Required action: From the entries below, please gather each line containing the string "number".
═══ Record excerpts ═══
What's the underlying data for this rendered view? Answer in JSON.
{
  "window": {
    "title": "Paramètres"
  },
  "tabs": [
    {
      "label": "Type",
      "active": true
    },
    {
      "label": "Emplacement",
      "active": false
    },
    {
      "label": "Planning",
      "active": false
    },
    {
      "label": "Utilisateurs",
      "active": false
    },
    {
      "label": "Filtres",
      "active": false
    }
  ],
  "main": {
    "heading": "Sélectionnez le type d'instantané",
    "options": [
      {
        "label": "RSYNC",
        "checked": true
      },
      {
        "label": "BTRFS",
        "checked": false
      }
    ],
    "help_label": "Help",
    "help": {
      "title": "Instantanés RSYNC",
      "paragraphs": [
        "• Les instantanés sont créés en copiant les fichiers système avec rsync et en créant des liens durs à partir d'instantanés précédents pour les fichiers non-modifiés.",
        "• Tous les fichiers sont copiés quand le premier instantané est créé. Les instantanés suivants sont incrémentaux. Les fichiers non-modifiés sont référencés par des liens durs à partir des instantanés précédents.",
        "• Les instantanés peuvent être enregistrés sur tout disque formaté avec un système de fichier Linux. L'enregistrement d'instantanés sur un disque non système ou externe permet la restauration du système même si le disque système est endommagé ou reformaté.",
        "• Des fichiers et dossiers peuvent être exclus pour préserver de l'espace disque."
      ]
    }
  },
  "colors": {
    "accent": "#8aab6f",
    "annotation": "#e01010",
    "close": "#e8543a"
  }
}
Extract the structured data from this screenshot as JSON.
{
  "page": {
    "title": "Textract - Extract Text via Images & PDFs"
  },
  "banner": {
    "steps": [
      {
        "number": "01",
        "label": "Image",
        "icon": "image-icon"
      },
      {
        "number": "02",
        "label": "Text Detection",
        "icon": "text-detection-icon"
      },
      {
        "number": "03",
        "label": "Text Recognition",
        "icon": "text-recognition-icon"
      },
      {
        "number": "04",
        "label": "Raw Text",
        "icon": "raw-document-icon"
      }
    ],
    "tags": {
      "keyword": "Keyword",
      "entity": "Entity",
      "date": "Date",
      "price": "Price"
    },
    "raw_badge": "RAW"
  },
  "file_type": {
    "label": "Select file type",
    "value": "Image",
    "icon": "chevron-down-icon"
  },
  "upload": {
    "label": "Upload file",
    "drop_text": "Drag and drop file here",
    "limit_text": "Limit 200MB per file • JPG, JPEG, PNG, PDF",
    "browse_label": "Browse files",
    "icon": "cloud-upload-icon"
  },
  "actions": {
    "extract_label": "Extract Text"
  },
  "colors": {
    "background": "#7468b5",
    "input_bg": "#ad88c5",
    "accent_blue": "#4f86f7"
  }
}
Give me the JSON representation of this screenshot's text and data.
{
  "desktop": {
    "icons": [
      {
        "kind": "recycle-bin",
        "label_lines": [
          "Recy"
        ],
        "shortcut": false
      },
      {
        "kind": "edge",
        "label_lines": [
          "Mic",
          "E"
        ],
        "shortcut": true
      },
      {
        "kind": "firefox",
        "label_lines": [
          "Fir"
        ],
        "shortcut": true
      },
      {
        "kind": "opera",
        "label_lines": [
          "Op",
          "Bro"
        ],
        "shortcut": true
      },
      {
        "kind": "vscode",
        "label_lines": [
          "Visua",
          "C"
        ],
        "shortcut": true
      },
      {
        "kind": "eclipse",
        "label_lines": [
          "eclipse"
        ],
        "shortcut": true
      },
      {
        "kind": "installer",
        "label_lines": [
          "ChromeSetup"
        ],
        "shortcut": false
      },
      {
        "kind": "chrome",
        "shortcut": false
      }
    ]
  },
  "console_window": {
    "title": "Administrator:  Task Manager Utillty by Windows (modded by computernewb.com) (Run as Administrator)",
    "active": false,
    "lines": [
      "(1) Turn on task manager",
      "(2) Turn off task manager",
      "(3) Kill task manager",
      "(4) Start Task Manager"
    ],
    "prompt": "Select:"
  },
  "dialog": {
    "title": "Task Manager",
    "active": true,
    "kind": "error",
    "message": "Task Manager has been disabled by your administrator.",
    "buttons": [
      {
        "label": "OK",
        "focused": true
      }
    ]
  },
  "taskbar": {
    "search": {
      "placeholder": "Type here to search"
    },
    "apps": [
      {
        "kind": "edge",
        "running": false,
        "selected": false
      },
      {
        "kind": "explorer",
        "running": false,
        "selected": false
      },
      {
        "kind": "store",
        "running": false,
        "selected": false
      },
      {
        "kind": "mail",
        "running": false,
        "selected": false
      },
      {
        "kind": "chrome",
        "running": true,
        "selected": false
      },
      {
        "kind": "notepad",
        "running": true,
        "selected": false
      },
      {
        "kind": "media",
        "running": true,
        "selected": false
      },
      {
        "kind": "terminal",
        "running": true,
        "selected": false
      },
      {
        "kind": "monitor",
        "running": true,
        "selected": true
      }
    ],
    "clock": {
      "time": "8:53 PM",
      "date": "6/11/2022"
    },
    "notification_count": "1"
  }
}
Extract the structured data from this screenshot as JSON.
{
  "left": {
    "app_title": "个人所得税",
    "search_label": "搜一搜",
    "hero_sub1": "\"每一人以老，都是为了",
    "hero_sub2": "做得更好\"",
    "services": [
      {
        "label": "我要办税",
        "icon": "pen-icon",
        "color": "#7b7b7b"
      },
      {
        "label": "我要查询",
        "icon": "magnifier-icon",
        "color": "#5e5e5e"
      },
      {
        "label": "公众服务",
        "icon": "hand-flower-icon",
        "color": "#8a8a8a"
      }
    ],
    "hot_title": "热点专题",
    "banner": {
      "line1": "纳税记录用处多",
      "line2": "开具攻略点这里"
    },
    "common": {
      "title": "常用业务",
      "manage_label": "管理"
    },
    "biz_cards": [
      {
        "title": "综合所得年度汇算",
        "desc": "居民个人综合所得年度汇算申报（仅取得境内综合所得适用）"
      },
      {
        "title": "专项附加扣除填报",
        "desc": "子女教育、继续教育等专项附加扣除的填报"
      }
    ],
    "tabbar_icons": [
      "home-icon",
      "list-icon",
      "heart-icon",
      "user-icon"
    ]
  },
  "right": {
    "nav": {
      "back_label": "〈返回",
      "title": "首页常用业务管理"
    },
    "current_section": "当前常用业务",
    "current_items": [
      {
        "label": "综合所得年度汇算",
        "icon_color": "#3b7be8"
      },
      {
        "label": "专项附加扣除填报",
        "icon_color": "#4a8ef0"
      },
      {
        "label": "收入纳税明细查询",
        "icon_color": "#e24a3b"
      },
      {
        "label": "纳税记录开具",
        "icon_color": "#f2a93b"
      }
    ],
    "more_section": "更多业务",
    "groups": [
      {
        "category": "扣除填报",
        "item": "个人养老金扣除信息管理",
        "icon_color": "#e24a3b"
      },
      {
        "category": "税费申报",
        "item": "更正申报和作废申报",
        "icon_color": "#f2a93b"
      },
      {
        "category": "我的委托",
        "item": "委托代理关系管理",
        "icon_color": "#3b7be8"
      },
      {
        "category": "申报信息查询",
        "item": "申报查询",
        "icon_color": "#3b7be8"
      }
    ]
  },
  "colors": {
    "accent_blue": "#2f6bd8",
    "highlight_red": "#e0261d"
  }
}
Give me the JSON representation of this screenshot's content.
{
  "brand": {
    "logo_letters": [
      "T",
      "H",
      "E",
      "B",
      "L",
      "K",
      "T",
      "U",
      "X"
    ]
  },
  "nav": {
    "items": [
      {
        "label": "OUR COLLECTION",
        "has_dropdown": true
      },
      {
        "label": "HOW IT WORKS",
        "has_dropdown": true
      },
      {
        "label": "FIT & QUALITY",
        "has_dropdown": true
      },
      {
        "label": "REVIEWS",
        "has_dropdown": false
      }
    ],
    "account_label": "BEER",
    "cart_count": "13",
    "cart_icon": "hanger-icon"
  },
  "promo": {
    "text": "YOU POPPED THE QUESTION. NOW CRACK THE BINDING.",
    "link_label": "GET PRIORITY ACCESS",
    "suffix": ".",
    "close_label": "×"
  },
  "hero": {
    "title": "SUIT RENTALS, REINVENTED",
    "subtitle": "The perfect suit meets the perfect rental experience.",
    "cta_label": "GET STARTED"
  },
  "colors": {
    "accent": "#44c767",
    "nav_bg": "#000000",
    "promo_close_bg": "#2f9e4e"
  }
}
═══
Solution:
        "number": "01",
        "number": "02",
        "number": "03",
        "number": "04",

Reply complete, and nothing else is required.